One of the nice features of Puppy Linux is that you never have to touch a hard drive, and can even keep all your settings and added files to the original live CD. The program writes the changes since your last session to a file that contains an EXT2 file format onto another session of your Multi-Session CD.
Or you can simply write your files to a USB or Hard Drive, and keep files the “old-fashioned” way. As strange as it sounds, your Multi-Session CD is still probably the best archival system out of the three choices.
Ultimate Edition 2.2 was released on June 17. It’s the latest salvo from TheeMahn, creator of this popular distro of Linux. Ultimate Edition was originally released in late 2007 to be Ubuntu with a “better user experience and with improved usability.” In the releases since, they have broken from Ubuntu and actually have created their own repository .
Like Ubuntu, Ultimate Edition is Gnome based. TheeMahn also built Ubuntu Gamers Edition, and it shows in Ultimate Edition (UE). Ultimate Edition has software pre-installed and ready for use on a live DVD environment.
Slow to load, Gamer appearance

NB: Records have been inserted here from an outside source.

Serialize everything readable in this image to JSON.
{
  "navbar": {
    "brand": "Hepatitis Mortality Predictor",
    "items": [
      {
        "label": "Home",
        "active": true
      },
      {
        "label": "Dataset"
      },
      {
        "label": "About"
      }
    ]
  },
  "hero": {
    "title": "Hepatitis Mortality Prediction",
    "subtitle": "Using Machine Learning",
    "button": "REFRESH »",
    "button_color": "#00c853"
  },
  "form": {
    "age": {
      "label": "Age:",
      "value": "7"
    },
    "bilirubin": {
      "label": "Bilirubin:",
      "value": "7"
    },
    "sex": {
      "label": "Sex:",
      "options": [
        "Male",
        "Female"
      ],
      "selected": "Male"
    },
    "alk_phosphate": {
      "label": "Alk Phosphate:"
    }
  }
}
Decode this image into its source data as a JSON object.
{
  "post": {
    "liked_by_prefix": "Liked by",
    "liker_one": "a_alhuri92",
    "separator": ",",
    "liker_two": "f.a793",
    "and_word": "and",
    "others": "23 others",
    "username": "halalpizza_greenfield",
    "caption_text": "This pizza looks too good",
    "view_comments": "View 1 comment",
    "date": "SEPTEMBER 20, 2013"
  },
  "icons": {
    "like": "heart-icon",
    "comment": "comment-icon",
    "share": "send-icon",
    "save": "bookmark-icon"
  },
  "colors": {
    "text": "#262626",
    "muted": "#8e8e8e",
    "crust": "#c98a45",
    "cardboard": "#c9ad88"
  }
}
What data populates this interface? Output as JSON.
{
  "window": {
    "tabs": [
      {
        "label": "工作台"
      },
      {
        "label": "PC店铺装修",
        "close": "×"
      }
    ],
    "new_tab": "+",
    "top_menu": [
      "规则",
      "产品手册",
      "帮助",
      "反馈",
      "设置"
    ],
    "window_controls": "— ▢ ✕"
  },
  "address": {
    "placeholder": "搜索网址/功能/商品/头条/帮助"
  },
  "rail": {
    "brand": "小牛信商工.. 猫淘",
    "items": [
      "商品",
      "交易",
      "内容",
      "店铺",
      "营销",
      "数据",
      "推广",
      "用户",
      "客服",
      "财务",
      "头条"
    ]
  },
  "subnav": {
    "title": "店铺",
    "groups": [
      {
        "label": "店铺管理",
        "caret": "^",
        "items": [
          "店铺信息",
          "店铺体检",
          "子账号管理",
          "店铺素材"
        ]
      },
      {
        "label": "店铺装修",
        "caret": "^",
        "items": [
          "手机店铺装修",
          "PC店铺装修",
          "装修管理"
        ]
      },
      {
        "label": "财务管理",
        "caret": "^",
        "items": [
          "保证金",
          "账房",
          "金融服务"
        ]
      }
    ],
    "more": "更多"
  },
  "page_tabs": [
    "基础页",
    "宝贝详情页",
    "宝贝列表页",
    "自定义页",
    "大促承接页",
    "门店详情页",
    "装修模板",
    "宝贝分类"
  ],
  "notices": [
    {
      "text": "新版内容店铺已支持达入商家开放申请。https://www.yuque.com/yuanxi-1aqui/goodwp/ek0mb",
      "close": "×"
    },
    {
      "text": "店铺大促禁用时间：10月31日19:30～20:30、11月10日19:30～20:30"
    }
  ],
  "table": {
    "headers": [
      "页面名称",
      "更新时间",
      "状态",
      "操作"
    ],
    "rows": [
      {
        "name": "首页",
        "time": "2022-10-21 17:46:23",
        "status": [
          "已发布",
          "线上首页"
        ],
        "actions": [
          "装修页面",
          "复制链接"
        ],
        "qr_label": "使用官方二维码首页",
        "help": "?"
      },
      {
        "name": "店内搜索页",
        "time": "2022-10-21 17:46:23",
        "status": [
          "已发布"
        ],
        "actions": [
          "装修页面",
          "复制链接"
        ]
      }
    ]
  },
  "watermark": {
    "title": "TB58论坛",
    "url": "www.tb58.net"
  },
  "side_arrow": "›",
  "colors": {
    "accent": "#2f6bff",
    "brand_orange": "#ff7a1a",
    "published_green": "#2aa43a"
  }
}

We reviewed the live DVD x64 version. The file was 1.1 GB and downloaded quickly from one of their mirror sites. They do recommend you seed this file as a torrent afterwards to help distribution and to enable UE to continue to be offered for free.
The DVD loaded to the desltop environment after a couple minutes of considerable churning.
Here’s the default desktop
First impressions are that it’s a gamers distro. I can’t imagine business users embracing a mouse cursor of a rotating fighter jet (at least that’s what I think it was).
Here’s a gallery of screenshots for all the menus and installed software
There is a healthy helping of installed programs. There aren’t 2,500 programs as we saw in the “uber” linux version of ArtistX, but there is definitely a good mix, with emphasis on sound and video, and graphics. UE also comes packaged with some non-licensed video tools, such as Handbrake. Although Ubuntu doesn’t offer some of these tools out of the box, and sometimes not in their official repositories, there is such a large Ubuntu user-community, that often you’re only a few clicks away from adding anything that you can’t find at first try.
UE comes with a large assortment of backgrounds and Gnome themes. That may account for the bloat in the size of the file download, as the installed base of programs is not too different that what is available out of the box for Ubuntu.
Ultimate Edition has done a good job with deskop design, and offers a great number of themes and background to further tailor to your individual needs. The initial default setup looks childish and is geared more towards a young adult gamer group. The product set of installed programs was very good, but we didn’t see an amazing jump over what’s available out of the box from its mentor, Ubuntu. The usability was good, but not a great diffrentiator to give up the comfort of the solid Ubuntu distro with the large installed user base.